Memorial ended that project after one of its investigators, Natalia Estemirova, was kidnapped and murdered there in 2009. But since then other, less obviously political activities have become dangerous too. For years now, Memorial has worked with schoolteachers all over Russia, among other things encouraging children to ask their grandparents what they remember of the Soviet Union, and to write down those stories. This, Shcherbakova told me, is now the most controversial thing Memorial does. “It’s dangerous for schools to work with us. Sometimes it is forbidden to work with us.” But not only schools are intimidated. Archives, libraries, academic institutions—all of them, she told me, are now afraid to work with the organization that pioneered the study of Soviet repression in Russia.

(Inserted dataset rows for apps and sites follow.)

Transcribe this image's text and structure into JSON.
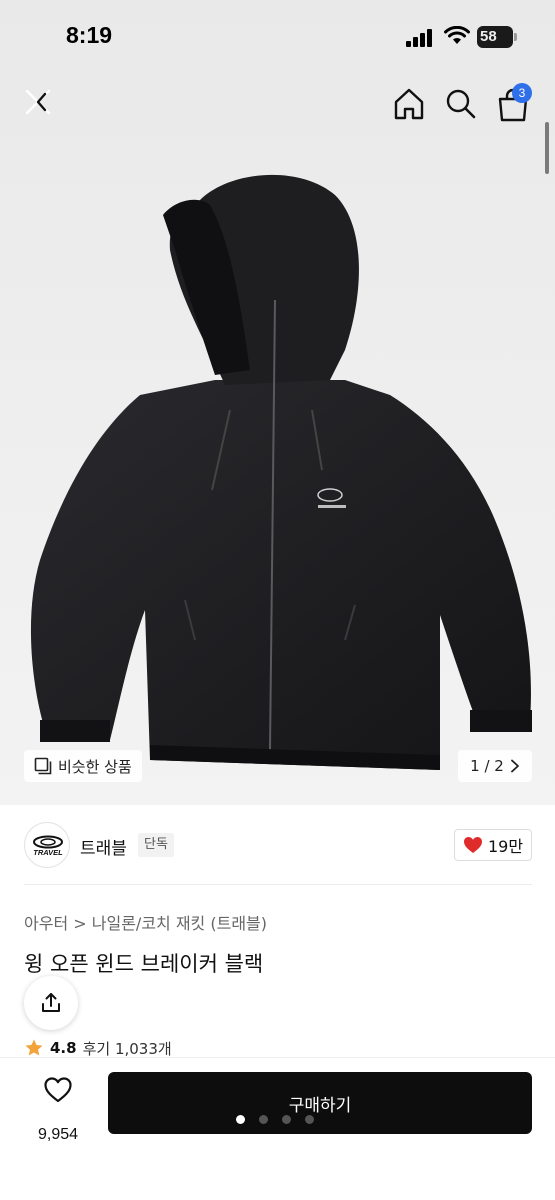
{
  "status_bar": {
    "time": "8:19",
    "battery_level": "58"
  },
  "header": {
    "cart_count": "3"
  },
  "hero": {
    "similar_label": "비슷한 상품",
    "page_current": "1",
    "page_total": "2",
    "page_sep": " / "
  },
  "brand": {
    "name": "트래블",
    "tag": "단독",
    "logo_text": "TRAVEL",
    "likes": "19만"
  },
  "product": {
    "breadcrumb": [
      "아우터",
      "나일론/코치 재킷 (트래블)"
    ],
    "title": "윙 오픈 윈드 브레이커 블랙",
    "rating": "4.8",
    "review_label": "후기 1,033개"
  },
  "bottom": {
    "wish_count": "9,954",
    "buy_label": "구매하기"
  },
  "colors": {
    "accent": "#2f6fea",
    "heart": "#e02b2b",
    "buy_bg": "#0d0d0d",
    "star": "#f2a33a"
  },
  "icons": [
    "close-icon",
    "home-icon",
    "search-icon",
    "bag-icon",
    "gallery-icon",
    "chevron-right-icon",
    "heart-icon",
    "share-icon",
    "star-icon"
  ]
}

Educators’ and researchers’ fear is not unreasonable. Memorial employees are now regularly questioned and investigated by police. Sometimes their family members are subjected to similar harassment. Yuri Dmitriev, a historian and an archeologist who heads Memorial’s local chapter in Karelia, a region in northwest Russia, has paid an even higher price. Since 2016, Dmitriev—who has probably identified more mass-burial sites and found more bodies of Stalin’s victims than anyone else in Russia—has been in and out of prison while fighting grotesque, clearly fabricated charges of sexual assault.
In the face of this aggression, Memorial has not backed down. Instead, the organization has been systematically preparing itself for the worst by digitizing its archives. In recent days, thousands of people have come to Memorial’s Moscow headquarters to view its public exhibits, but also to sign petitions and express their support. Even if they don’t know much about the organization, Shcherbakova told me, people come because they understand what its closure would symbolize: “If this is happening to Memorial, then something bad may be coming.”
They may be right. Let me return to where I began: Dictators distort the past because they want to use it. Putin certainly wants to use the past to stay in power. If Russians are nostalgic for their old dictatorship, then they have less reason to push back against the new one. He may also want to use the past to give legitimacy to violence—Russians who have no awareness of what Moscow did to Ukraine in the past will feel no sense of guilt about repeating old patterns of aggression. History does contain lessons, and here is one of them: If Putin plans to turn his falsely heroic vision of Russia’s past into a justification for another war in the present, he won’t be the first autocrat to do so.Anne Applebaum is a staff writer at The Atlantic, a fellow at the SNF Agora Institute at Johns Hopkins University, and the author of Twilight of Democracy: The Seductive Lure of Authoritarianism.